While in Washington, D.C., the 102 State Honorees – one middle level and one high school student from each state and the District of Columbia – will tour the capital’s landmarks, meet top youth volunteers from other parts of the world, attend a gala awards ceremony at the Smithsonian’s National Museum of Natural History, and visit their congressional representatives on Capitol Hill. On May 2, 10 of the State Honorees – five middle level and five high school students – will be named America’s top youth volunteers of 2016. These National Honorees will receive additional $5,000 awards, gold medallions, crystal trophies and $5,000 grants from The Prudential Foundation for nonprofit charitable organizations of their choice.

Since the program began in 1995, more than 115,000 young volunteers have been honored at the local, state and national level. The program also is conducted by Prudential subsidiaries in Japan, South Korea, Taiwan, Ireland, India, China and Brazil. In addition to granting its own awards, The Prudential Spirit of Community Awards program also distributes President’s Volunteer Service Awards to qualifying Local Honorees on behalf of President Barack Obama.

For information on all of this year’s Prudential Spirit of Community State Honorees and Distinguished Finalists, visit or


The National Association of Secondary School Principals (NASSP) is the leading organization of and voice for middle level and high school principals, assistant principals, and school leaders from across the United States and 35 countries around the world. The association connects and engages school leaders through advocacy, research, education, and student programs. NASSP advocates on behalf of all school leaders to ensure the success of each student and strengthens school leadership practices through the design and delivery of high quality professional learning experiences. Reflecting its long-standing commitment to student leadership development, NASSP administers the National Honor Society, National Junior Honor Society, National Elementary Honor Society, and National Association of Student Councils. For more information about NASSP, located in Reston, VA, visit
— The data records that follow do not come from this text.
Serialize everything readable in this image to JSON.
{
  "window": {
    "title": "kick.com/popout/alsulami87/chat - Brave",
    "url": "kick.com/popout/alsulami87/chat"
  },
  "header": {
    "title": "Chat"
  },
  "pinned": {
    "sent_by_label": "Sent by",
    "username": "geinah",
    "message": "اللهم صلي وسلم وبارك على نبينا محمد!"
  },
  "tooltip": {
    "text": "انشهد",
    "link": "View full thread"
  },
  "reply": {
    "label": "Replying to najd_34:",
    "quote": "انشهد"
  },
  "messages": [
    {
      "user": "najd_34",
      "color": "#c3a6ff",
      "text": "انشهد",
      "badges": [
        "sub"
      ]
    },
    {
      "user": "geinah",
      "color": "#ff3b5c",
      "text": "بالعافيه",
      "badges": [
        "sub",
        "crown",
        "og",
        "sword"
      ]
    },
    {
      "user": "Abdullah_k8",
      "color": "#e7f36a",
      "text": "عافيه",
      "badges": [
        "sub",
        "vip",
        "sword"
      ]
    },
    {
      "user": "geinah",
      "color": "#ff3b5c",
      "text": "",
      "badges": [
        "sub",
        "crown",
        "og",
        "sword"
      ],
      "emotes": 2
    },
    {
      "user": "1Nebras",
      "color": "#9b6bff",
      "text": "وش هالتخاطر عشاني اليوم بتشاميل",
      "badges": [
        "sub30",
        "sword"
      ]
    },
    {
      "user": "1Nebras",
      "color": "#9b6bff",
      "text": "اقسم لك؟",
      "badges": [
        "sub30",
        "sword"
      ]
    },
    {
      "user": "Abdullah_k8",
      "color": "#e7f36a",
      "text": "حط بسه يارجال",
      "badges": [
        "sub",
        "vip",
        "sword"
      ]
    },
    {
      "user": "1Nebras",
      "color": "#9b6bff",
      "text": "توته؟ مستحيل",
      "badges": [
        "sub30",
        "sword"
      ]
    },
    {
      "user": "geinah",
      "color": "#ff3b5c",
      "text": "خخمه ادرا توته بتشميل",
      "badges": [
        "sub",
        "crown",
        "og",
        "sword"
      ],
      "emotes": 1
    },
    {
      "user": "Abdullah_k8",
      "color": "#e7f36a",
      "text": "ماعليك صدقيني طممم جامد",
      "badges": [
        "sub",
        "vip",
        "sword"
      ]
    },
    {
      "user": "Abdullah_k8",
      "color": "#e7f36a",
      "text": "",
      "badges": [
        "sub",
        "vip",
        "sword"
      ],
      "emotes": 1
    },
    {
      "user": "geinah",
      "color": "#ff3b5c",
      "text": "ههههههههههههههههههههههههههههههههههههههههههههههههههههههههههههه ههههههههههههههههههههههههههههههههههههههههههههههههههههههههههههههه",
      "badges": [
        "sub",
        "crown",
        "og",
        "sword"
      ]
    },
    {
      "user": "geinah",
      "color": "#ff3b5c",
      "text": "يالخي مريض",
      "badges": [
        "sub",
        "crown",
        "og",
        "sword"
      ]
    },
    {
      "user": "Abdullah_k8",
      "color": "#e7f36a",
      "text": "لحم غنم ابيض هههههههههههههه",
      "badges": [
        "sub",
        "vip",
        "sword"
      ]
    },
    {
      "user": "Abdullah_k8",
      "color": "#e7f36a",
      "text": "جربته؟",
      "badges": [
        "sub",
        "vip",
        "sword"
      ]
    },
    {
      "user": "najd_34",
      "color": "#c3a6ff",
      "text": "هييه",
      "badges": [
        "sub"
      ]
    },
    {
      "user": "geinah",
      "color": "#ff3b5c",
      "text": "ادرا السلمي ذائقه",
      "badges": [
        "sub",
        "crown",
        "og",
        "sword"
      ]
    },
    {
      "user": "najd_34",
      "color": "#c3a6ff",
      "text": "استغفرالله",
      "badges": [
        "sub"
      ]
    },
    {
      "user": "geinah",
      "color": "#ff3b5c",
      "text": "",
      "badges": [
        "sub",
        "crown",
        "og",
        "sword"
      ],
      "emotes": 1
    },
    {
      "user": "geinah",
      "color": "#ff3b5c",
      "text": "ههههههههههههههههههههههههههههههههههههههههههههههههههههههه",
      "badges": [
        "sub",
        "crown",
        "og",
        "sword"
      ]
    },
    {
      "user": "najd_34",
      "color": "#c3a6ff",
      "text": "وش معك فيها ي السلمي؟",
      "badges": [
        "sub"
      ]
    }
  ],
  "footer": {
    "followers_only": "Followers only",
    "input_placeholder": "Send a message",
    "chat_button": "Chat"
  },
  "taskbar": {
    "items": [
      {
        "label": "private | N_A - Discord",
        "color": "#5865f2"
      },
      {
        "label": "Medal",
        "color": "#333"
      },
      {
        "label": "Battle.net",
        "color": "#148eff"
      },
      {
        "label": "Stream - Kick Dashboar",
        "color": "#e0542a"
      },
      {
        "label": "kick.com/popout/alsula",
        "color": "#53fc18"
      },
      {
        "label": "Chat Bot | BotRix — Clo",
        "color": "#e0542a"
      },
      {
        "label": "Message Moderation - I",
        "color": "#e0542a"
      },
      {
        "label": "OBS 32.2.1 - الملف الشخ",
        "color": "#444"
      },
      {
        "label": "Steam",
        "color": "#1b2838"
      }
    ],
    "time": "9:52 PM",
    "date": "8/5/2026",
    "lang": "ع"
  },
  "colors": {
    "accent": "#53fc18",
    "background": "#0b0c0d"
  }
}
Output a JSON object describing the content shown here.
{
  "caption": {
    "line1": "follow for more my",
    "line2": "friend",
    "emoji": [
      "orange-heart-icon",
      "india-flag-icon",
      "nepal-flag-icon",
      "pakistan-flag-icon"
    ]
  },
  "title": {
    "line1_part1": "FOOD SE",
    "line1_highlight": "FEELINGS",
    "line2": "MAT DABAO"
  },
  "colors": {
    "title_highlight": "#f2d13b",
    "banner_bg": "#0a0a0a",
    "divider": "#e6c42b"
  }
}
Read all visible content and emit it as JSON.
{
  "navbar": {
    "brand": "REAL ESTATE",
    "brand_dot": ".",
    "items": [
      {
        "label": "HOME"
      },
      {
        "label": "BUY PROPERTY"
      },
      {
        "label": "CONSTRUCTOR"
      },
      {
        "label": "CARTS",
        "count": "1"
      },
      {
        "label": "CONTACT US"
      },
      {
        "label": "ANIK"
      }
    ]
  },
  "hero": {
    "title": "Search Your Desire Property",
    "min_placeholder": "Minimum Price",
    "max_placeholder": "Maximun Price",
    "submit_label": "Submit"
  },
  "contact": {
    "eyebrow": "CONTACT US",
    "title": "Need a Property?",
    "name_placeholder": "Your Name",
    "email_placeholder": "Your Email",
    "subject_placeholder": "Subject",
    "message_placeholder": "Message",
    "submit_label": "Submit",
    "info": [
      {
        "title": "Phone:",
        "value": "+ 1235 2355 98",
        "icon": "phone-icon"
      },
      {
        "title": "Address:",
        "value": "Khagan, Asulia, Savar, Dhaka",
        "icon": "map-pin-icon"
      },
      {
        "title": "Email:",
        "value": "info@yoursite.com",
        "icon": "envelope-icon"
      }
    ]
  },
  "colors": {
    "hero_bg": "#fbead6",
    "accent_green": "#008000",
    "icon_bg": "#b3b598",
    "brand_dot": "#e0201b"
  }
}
About Prudential Financial

Prudential Financial, Inc. (NYSE: PRU), a financial services leader, has operations in the United States, Asia, Europe, and Latin America. Prudential’s diverse and talented employees are committed to helping individual and institutional customers grow and protect their wealth through a variety of products and services, including life insurance, annuities, retirement-related services, mutual funds and investment management. In the U.S., Prudential’s iconic Rock symbol has stood for strength, stability, expertise and innovation for more than a century. For more information, please visit

Editors: For full-color pictures of the Spirit of Community Awards program logo and medallions, click here:


Prudential Financial
Harold Banks, (973) 802-8974 or (973) 216-4833


Prudential Financial
Harold Banks, (973) 802-8974 or (973) 216-4833